• [Exercise prompt] From the material below, copy out each line with the word "материала" in it.

◆ ◆ ◆ ◆ ◆ ◆ ◆

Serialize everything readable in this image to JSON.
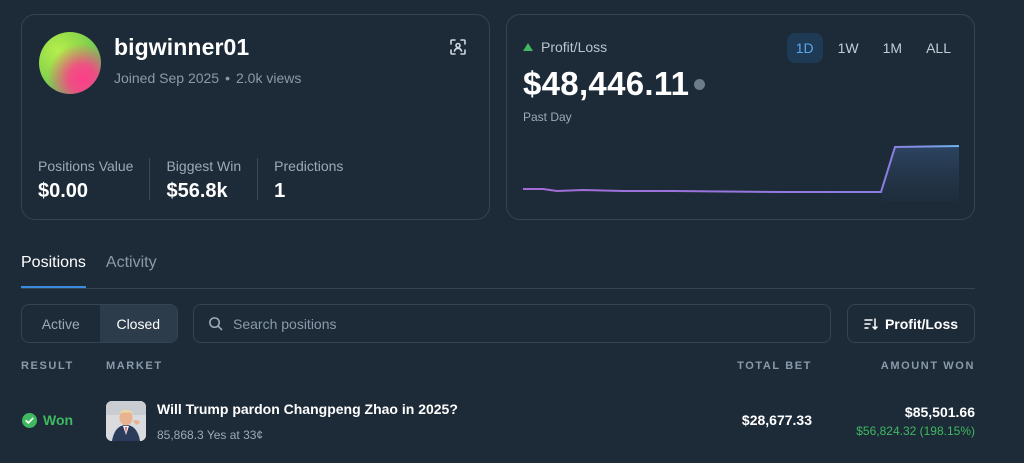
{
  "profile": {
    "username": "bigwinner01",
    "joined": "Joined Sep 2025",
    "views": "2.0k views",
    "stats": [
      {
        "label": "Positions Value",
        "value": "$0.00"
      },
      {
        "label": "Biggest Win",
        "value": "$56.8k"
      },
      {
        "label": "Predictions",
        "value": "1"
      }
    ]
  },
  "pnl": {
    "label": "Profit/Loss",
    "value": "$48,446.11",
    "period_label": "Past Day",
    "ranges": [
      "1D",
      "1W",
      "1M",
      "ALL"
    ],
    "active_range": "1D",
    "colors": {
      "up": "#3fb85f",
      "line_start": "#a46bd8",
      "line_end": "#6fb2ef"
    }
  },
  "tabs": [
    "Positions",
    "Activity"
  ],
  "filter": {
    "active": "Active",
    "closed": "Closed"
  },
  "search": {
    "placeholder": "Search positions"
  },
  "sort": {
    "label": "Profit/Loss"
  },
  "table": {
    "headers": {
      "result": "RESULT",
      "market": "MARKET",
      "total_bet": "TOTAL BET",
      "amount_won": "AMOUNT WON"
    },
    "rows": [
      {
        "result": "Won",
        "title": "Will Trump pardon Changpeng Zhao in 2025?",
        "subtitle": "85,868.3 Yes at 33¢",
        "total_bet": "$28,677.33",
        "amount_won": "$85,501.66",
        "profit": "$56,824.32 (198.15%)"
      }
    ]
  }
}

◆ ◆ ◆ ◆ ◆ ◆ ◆

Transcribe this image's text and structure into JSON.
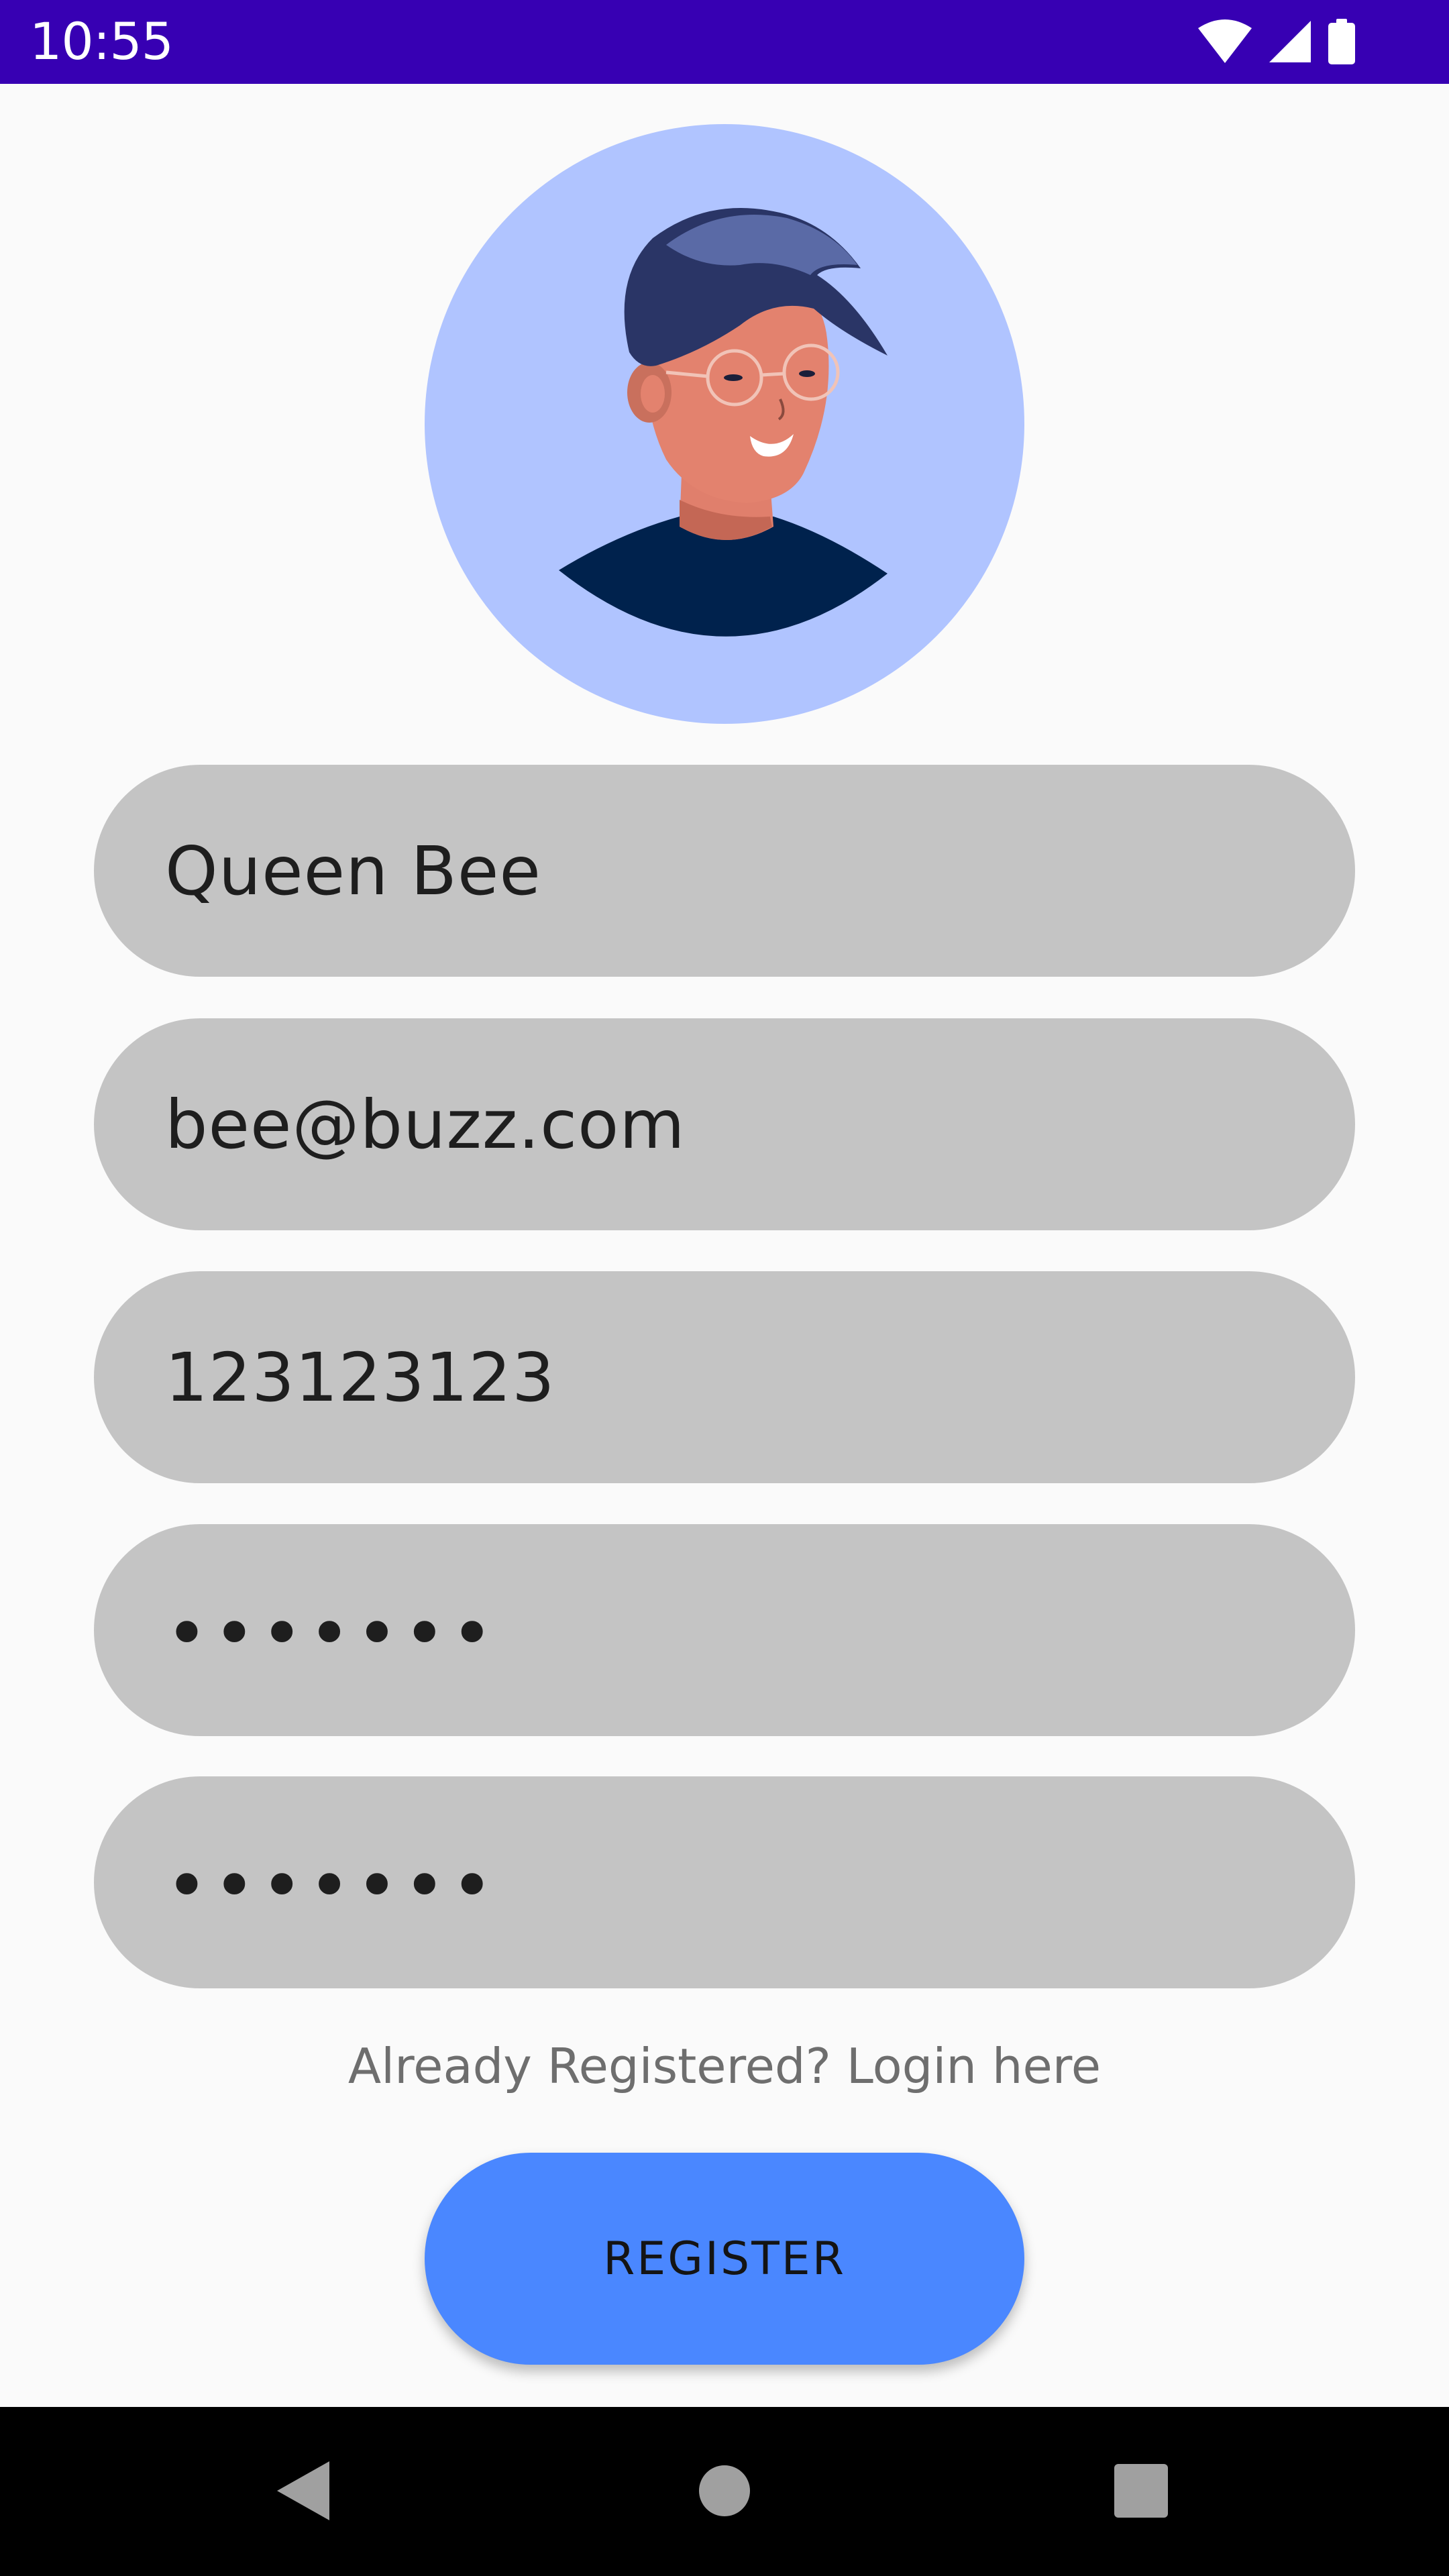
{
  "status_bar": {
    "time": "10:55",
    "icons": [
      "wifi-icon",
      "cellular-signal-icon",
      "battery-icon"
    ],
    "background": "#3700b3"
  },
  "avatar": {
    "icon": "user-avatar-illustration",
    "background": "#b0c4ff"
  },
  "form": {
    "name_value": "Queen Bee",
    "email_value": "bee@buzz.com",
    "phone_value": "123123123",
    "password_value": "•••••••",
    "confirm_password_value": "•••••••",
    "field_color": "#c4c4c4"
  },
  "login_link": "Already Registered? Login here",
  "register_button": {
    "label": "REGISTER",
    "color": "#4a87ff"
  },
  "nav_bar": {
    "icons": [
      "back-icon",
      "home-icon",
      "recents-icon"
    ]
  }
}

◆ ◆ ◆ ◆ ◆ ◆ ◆

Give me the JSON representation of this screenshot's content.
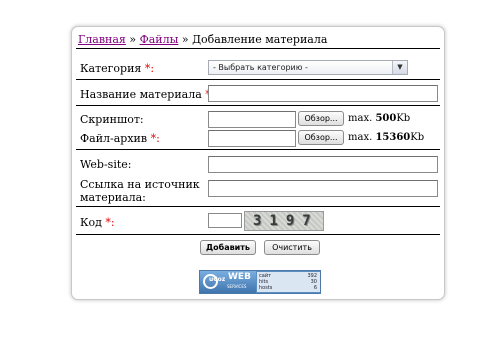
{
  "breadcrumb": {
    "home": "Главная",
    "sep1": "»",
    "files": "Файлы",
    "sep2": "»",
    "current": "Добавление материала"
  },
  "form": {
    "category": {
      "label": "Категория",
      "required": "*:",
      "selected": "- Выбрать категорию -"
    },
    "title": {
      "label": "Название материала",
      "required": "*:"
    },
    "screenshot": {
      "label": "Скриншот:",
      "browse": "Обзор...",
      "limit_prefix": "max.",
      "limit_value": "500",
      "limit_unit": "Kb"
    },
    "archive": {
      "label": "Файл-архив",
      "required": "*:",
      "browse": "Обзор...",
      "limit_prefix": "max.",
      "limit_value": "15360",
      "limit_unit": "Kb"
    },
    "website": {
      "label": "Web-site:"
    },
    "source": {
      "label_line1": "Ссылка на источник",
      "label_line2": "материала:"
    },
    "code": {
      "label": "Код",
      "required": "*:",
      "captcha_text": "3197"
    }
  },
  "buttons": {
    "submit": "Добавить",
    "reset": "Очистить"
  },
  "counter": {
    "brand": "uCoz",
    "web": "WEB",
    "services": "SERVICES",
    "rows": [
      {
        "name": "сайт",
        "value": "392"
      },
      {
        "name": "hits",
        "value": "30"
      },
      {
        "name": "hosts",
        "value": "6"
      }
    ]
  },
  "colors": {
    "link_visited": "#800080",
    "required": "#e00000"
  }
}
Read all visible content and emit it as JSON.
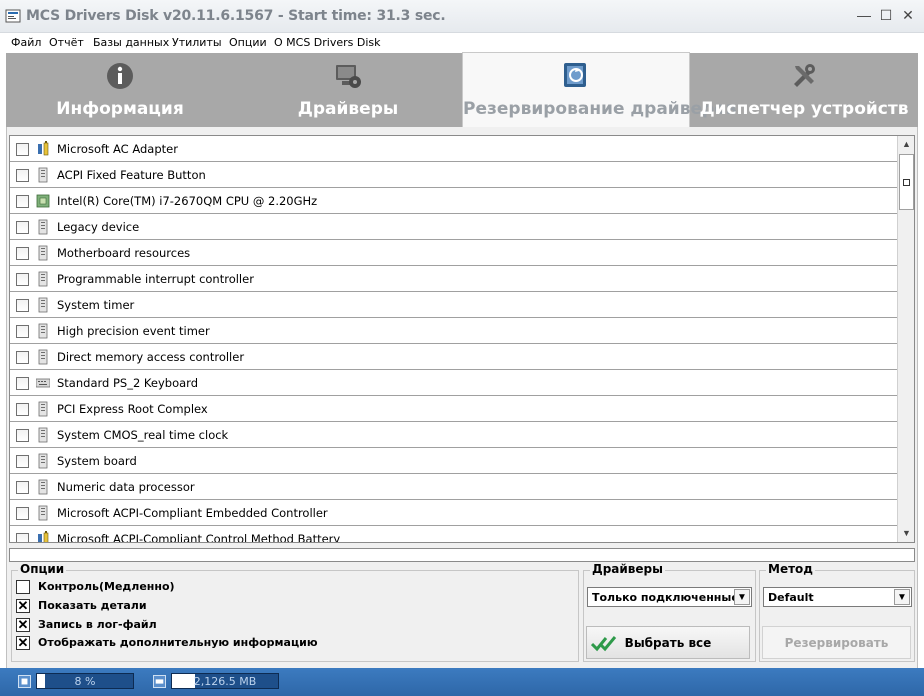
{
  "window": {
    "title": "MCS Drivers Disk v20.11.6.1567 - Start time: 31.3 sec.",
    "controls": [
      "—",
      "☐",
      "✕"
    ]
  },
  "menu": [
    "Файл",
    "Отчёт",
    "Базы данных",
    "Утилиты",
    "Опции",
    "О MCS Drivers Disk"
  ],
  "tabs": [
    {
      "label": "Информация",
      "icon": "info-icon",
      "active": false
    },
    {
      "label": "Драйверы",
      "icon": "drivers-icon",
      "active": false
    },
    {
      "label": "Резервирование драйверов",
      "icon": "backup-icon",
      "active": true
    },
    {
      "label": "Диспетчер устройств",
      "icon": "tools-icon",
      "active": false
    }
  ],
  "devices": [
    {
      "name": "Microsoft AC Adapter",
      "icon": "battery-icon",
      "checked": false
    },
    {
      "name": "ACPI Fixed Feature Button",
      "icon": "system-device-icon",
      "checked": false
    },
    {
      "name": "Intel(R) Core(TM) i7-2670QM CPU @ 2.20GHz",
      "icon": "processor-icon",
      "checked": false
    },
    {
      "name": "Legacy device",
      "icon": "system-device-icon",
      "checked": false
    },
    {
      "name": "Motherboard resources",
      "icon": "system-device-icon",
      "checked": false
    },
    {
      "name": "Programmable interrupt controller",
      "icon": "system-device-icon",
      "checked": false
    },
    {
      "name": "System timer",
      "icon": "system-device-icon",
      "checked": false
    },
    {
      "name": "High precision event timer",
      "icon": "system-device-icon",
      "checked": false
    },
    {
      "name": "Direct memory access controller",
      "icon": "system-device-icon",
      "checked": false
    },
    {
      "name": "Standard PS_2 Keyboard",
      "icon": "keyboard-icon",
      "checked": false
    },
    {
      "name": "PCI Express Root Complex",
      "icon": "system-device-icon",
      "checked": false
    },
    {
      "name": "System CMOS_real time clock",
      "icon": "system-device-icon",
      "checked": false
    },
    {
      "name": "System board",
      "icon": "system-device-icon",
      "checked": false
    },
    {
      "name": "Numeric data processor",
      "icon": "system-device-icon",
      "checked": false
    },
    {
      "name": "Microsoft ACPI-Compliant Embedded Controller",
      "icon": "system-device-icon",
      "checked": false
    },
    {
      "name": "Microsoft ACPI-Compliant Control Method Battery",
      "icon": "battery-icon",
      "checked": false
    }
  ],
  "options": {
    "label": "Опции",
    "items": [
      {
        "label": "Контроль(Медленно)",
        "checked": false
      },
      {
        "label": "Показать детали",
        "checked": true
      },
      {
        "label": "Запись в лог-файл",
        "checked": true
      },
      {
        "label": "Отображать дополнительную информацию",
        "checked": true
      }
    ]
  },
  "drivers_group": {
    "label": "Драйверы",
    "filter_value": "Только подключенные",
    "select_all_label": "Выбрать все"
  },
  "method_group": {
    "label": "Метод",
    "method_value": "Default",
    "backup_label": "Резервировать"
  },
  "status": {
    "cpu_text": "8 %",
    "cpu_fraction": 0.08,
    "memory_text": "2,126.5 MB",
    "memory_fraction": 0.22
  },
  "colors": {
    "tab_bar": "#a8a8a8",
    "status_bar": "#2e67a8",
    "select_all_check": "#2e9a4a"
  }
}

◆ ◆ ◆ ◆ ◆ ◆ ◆

• [The completed task]
    "current": "Добавление материала"
      "label": "Название материала",
      "label_line2": "материала:"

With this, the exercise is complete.